▸ **Task material**
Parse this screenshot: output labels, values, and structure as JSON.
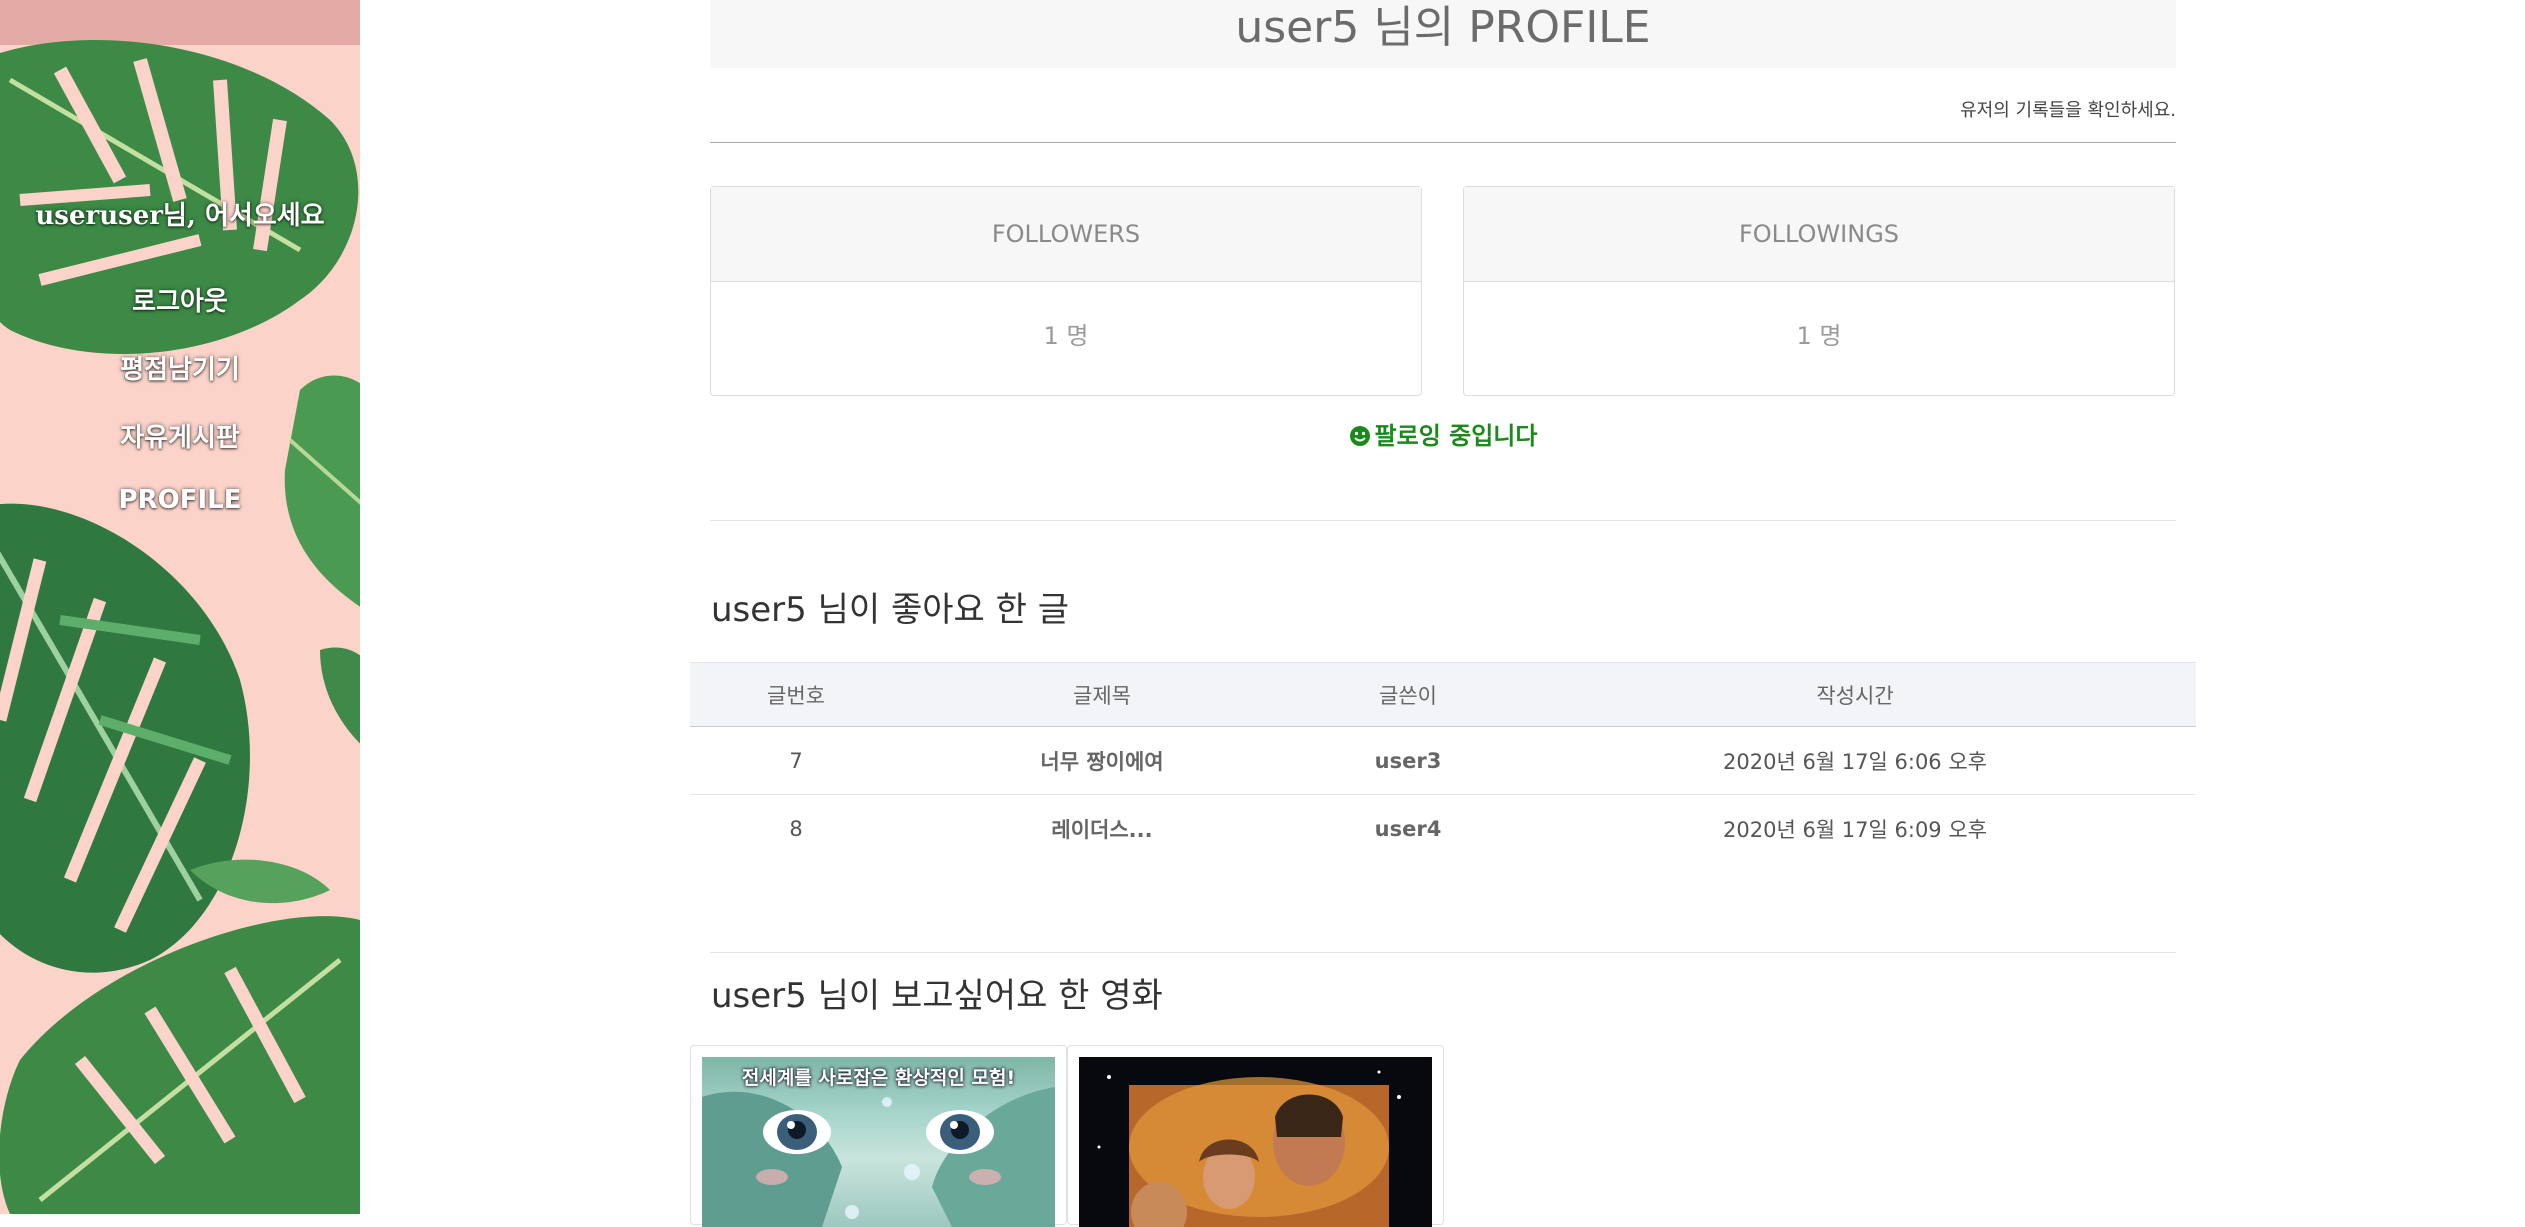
{
  "sidebar": {
    "greeting": "useruser님, 어서오세요",
    "menu": [
      {
        "label": "로그아웃"
      },
      {
        "label": "평점남기기"
      },
      {
        "label": "자유게시판"
      },
      {
        "label": "PROFILE"
      }
    ]
  },
  "profile": {
    "title": "user5 님의 PROFILE",
    "subtitle": "유저의 기록들을 확인하세요.",
    "followers": {
      "label": "FOLLOWERS",
      "count": "1 명"
    },
    "followings": {
      "label": "FOLLOWINGS",
      "count": "1 명"
    },
    "follow_status": "팔로잉 중입니다"
  },
  "likes": {
    "title": "user5 님이 좋아요 한 글",
    "columns": [
      "글번호",
      "글제목",
      "글쓴이",
      "작성시간"
    ],
    "rows": [
      {
        "no": "7",
        "title": "너무 짱이에여",
        "author": "user3",
        "time": "2020년 6월 17일 6:06 오후"
      },
      {
        "no": "8",
        "title": "레이더스...",
        "author": "user4",
        "time": "2020년 6월 17일 6:09 오후"
      }
    ]
  },
  "wants": {
    "title": "user5 님이 보고싶어요 한 영화",
    "movies": [
      {
        "poster_text": "전세계를 사로잡은 환상적인 모험!"
      },
      {
        "poster_text": ""
      }
    ]
  },
  "colors": {
    "sidebar_bg": "#fbd3c9",
    "sidebar_top": "#e4aaa6",
    "leaf_green": "#2f7a3c",
    "follow_status": "#1a8a1a"
  }
}
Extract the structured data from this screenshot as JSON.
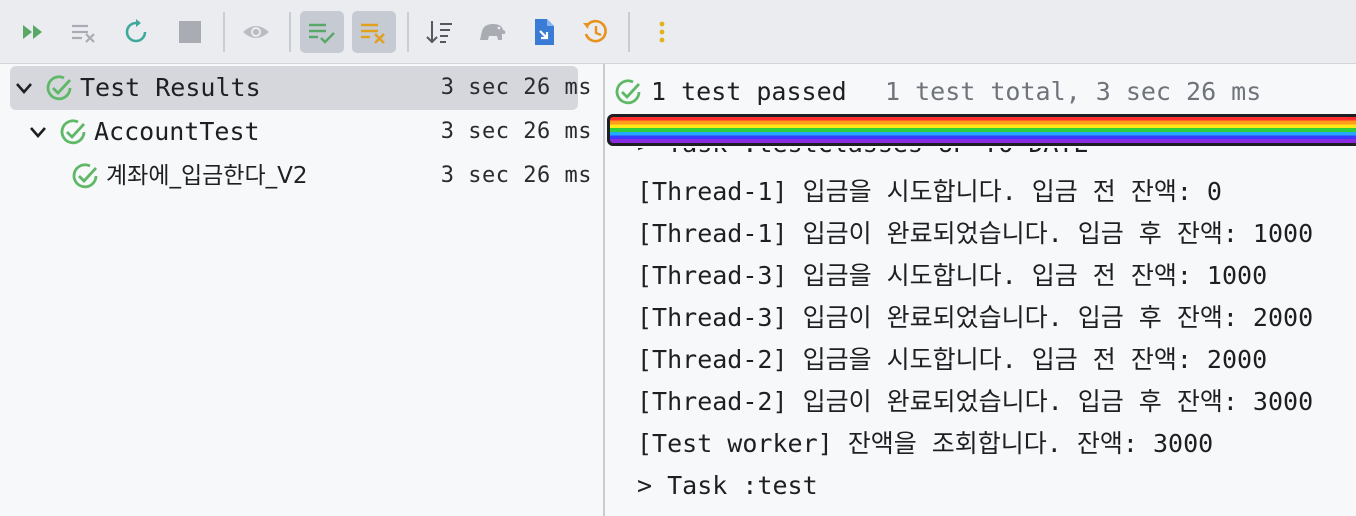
{
  "toolbar": {
    "buttons": [
      {
        "name": "rerun-tests-button",
        "icon": "double-play-icon"
      },
      {
        "name": "rerun-failed-button",
        "icon": "list-x-icon"
      },
      {
        "name": "toggle-auto-test-button",
        "icon": "refresh-icon"
      },
      {
        "name": "stop-button",
        "icon": "stop-square-icon"
      },
      {
        "name": "show-ignored-button",
        "icon": "eye-icon"
      },
      {
        "name": "show-passed-button",
        "icon": "list-check-icon",
        "active": true
      },
      {
        "name": "show-failed-button",
        "icon": "list-x-orange-icon",
        "active": true
      },
      {
        "name": "sort-button",
        "icon": "sort-icon"
      },
      {
        "name": "import-tests-button",
        "icon": "elephant-icon"
      },
      {
        "name": "export-results-button",
        "icon": "export-file-icon"
      },
      {
        "name": "test-history-button",
        "icon": "history-clock-icon"
      },
      {
        "name": "more-options-button",
        "icon": "vertical-dots-icon"
      }
    ]
  },
  "tree": [
    {
      "label": "Test Results",
      "time": "3 sec 26 ms",
      "status": "passed",
      "expanded": true,
      "selected": true
    },
    {
      "label": "AccountTest",
      "time": "3 sec 26 ms",
      "status": "passed",
      "expanded": true,
      "selected": false
    },
    {
      "label": "계좌에_입금한다_V2",
      "time": "3 sec 26 ms",
      "status": "passed",
      "selected": false
    }
  ],
  "status": {
    "passed_text": "1 test passed",
    "total_text": "1 test total, 3 sec 26 ms"
  },
  "console": {
    "lines": [
      "> Task :testClasses UP-TO-DATE",
      "[Thread-1] 입금을 시도합니다. 입금 전 잔액: 0",
      "[Thread-1] 입금이 완료되었습니다. 입금 후 잔액: 1000",
      "[Thread-3] 입금을 시도합니다. 입금 전 잔액: 1000",
      "[Thread-3] 입금이 완료되었습니다. 입금 후 잔액: 2000",
      "[Thread-2] 입금을 시도합니다. 입금 전 잔액: 2000",
      "[Thread-2] 입금이 완료되었습니다. 입금 후 잔액: 3000",
      "[Test worker] 잔액을 조회합니다. 잔액: 3000",
      "> Task :test"
    ]
  },
  "colors": {
    "passed_green": "#5fb865",
    "toolbar_bg": "#ebecf0",
    "panel_bg": "#f7f8fa",
    "selection_bg": "#d5d7dc"
  }
}
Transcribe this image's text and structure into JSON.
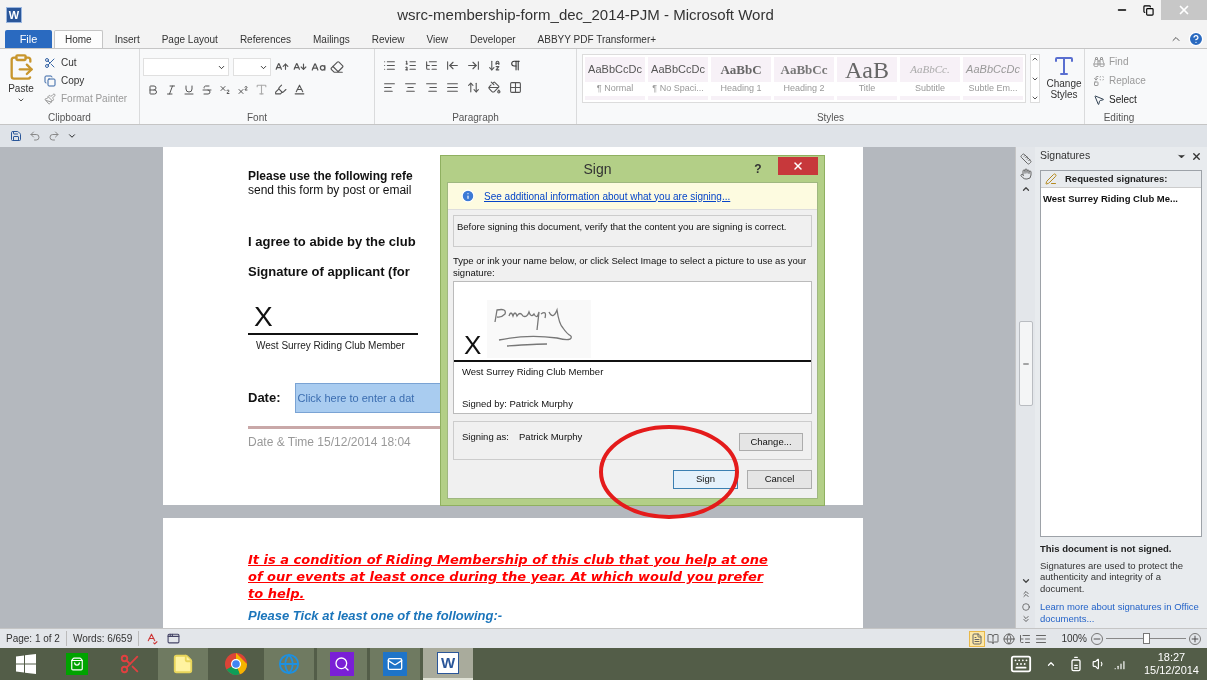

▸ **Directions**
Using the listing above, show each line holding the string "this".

▸ **Your response**
Parse this screenshot: output labels, values, and structure as JSON.
Extract the structured data from this screenshot as JSON.
Transcribe this image's text and structure into JSON.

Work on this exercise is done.